Yesterday, Superbowl XLVIII was the next mile marker in marketing. (If you saw the game, you know that the actual football wasn't nearly as interesting.) Last year, Oreo's "dunk in the dark" tweet was declared the launch of real-time marketing as a social media marketing trend. Yesterday, I declare, was its death.
Ok, so that's a dramatic overstatement. Real-time marketing brought us a few fun stunts on Twitter like Newcastle re-imagining the Superbowl ads with the hashtag #IfWeMadeIt and DiGiorno's stinging tweet using the hashtag #DiGiorNOYOUDIDNT.
— Newcastle Brown Ale (@Newcastle) February 3, 2014
Heck, my favorites from yesterday weren't from brands at all. They were Hilary Clinton's zinger against FOX and (faux) @theLadyGrantham from Downton Abbey live-tweeting the game as if it were a Quidditch match. (A Harry Potter reference for those of you who didn't get that.) I chuckled out loud and shared both with my party cohorts.
I go away for five minutes and Ravenclaw has the Quaffle again. #SuperBowl
— The Dowager Countess (@theLadyGrantham) February 3, 2014
But, for the most part, what we experienced yesterday was a groan-worthy parade of tweets that tried way too hard. For a year, we've defined real-time marketing as saying something clever and relevant to the moment using the trending hashtag for a live event. Real-time marketing, per Gary Vaynerchuck at South by Southwest's pop-up panel with Oreo in 2013, was like becoming that cool guy in the room that always says something funny at exactly the right moment. And you want to be friends with that guy, maybe even buy what he buys.
This year's social media stream from brands was a little like going to an awkward networking event where largely un-funny people tried to say clever things, like their cool pal Oreo. (Important note: Oreo actually sat out this year, signing off Twitter before the game even started. Smart, in my opinion, as it was unlikely that they'd strike gold two years in a row.) Plus, in 2013, marketers got wise to the fact that it's mostly marketers ourselves that are interacting and scoring this stuff as a 'hit' or a 'miss.'

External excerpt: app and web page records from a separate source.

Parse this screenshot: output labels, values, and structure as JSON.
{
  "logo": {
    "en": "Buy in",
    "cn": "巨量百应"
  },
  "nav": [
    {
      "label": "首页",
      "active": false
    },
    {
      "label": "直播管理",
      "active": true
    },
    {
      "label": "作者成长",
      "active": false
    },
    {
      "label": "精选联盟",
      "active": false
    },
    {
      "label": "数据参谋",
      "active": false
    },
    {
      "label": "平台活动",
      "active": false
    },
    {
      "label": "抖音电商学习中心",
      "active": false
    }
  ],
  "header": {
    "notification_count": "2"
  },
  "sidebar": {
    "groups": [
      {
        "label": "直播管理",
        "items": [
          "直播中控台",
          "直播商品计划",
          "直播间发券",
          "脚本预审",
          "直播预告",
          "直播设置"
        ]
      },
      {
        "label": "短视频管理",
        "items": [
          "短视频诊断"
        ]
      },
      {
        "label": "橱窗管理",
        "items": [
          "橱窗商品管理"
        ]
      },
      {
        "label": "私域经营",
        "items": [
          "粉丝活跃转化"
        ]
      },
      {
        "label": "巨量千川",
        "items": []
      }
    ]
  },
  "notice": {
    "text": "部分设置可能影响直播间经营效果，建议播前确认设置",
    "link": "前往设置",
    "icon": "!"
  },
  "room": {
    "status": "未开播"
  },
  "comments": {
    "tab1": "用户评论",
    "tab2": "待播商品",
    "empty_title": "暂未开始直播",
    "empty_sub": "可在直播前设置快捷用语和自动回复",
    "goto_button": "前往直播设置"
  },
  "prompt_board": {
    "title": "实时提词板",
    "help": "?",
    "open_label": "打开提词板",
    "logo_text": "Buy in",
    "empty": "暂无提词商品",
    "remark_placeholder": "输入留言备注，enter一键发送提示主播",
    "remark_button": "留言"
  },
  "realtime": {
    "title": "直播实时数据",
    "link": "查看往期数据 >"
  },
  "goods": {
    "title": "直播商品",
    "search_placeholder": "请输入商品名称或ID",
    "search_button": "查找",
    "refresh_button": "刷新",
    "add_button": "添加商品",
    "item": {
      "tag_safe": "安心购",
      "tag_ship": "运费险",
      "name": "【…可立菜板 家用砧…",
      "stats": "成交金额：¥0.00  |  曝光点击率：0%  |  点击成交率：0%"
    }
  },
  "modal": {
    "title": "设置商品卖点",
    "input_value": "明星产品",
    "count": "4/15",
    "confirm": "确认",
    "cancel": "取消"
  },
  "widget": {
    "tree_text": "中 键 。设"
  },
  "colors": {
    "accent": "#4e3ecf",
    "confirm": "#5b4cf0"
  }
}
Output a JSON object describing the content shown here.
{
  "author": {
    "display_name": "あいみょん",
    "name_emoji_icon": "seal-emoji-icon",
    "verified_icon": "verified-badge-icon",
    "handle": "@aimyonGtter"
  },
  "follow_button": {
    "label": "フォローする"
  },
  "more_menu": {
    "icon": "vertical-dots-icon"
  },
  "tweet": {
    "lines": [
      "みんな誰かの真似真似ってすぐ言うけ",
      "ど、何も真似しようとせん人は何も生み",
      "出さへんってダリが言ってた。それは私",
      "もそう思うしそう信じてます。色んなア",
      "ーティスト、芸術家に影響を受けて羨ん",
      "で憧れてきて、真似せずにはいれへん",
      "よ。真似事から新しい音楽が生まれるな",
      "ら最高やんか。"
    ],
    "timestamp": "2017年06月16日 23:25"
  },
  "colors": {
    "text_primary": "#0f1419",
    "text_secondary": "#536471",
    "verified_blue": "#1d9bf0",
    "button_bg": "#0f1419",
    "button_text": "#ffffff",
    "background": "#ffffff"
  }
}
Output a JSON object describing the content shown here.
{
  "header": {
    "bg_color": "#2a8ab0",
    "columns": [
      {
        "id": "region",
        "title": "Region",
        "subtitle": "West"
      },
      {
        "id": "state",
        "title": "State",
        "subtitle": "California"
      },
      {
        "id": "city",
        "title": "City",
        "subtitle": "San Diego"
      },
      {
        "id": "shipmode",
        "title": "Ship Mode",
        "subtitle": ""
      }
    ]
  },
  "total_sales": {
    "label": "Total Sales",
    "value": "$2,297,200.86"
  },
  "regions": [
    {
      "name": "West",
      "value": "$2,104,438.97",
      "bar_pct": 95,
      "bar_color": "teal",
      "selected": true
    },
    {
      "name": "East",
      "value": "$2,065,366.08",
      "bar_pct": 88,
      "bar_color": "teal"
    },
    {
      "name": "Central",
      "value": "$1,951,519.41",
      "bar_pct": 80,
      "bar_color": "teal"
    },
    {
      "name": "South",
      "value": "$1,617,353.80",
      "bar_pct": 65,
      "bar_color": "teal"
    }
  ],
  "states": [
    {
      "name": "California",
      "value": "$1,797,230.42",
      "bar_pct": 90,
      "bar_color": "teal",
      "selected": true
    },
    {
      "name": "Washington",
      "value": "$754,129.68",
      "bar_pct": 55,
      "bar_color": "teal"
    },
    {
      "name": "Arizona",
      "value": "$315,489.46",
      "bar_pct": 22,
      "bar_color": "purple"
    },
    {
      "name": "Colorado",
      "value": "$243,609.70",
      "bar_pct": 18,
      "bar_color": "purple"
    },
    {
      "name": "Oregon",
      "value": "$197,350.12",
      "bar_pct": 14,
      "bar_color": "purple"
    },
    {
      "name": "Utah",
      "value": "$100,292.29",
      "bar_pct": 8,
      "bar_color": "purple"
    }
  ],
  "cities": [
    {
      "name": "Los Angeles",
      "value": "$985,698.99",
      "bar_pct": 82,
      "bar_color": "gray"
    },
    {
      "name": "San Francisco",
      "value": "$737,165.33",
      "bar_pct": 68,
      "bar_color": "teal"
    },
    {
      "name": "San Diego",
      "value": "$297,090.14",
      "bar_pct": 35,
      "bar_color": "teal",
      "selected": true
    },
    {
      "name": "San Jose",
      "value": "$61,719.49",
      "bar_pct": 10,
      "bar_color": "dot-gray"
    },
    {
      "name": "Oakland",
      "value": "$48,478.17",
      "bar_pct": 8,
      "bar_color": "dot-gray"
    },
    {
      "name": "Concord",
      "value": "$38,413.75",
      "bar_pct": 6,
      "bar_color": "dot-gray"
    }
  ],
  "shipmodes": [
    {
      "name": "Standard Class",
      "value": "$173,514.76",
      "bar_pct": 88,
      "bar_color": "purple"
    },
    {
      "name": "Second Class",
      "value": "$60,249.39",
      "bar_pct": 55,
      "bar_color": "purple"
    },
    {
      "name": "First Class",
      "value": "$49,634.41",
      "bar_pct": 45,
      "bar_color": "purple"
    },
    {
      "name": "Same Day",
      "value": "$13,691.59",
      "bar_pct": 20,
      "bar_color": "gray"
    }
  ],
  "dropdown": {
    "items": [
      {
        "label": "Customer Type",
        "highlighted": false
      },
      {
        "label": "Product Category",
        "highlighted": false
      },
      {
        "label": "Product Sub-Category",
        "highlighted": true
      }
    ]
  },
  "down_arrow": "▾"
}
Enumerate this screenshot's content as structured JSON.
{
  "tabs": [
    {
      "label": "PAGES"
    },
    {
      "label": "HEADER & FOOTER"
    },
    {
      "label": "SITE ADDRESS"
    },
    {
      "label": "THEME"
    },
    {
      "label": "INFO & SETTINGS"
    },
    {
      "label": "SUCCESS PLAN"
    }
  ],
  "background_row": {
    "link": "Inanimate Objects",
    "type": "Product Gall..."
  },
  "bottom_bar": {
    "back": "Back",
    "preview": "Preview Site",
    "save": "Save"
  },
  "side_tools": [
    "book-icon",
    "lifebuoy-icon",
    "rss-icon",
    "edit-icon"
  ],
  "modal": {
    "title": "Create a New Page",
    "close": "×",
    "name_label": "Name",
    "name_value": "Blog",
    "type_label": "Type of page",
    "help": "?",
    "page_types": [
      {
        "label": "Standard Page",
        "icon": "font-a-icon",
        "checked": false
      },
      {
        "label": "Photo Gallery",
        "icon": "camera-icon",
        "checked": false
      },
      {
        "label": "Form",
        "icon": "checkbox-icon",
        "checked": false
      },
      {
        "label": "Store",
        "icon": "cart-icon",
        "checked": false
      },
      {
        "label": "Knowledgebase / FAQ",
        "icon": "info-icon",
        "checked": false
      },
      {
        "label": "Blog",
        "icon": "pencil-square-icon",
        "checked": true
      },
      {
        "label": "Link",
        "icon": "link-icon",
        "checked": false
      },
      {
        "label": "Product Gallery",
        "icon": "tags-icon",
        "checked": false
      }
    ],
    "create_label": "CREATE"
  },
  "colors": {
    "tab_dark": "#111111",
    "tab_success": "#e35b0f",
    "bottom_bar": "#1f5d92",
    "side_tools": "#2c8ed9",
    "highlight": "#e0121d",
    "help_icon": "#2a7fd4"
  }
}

Even worse this year was a phenomenon being called "brand-on-brand crime." Brands that hijack another brand's hard-planned social media plot for the Superbowl. See: Coors and JC Penney, Kohls & JC Penney…
.@JCPenney We know football goes great with Coors Light, but please tweet responsibly.
— Coors Light (@CoorsLight) February 3, 2014
— Kohl's (@Kohls) February 3, 2014
There were a few comments (again, probably us marketers) reminding all of us that even a zinger — when it draws engagement from big fellow brands — can be seen as a win for exposure. After all, does anyone know where to buy a pair of Go Team USA gloves today? Yep: JC Penney.
The best thing to happen this year, though, is the brand-on-brand conversation. Where as not every brand social media manager is a comedian, almost all of us have been steeped in the power of a conversation in social media. Check out Party City making waves, not by dissing fellow brands or trying to make wise cracks about the game, but by going out to find conversations to be a part of. And when you're the expert on throwing parties, the opportunities abound. They got party "invites" from brands like Tide and White Castle… not a bad way to grow a few new followers.
.@PartyCity What's your return policy on the orange & blue confetti?
— White Castle (@WhiteCastle) February 3, 2014
Disclaimer: Not even Party City nailed it all night. There is some definite cheese in that feed. But there is a good lesson in there for us, too…
So what's the lesson from Superbowl XLVIII? Conversations still trump cleverness. Clever is actually a pretty tough target to hit. Having conversations, even with fellow brands, can be a lot more natural, especially when so many brands are trying to find a genuine way to play a part in the day's social chatter.
And for good measure, a reminder to stop trying so hard to do that Oreo thing from Superbowl XLVII. The harder you try to be funny, the harder it can flop.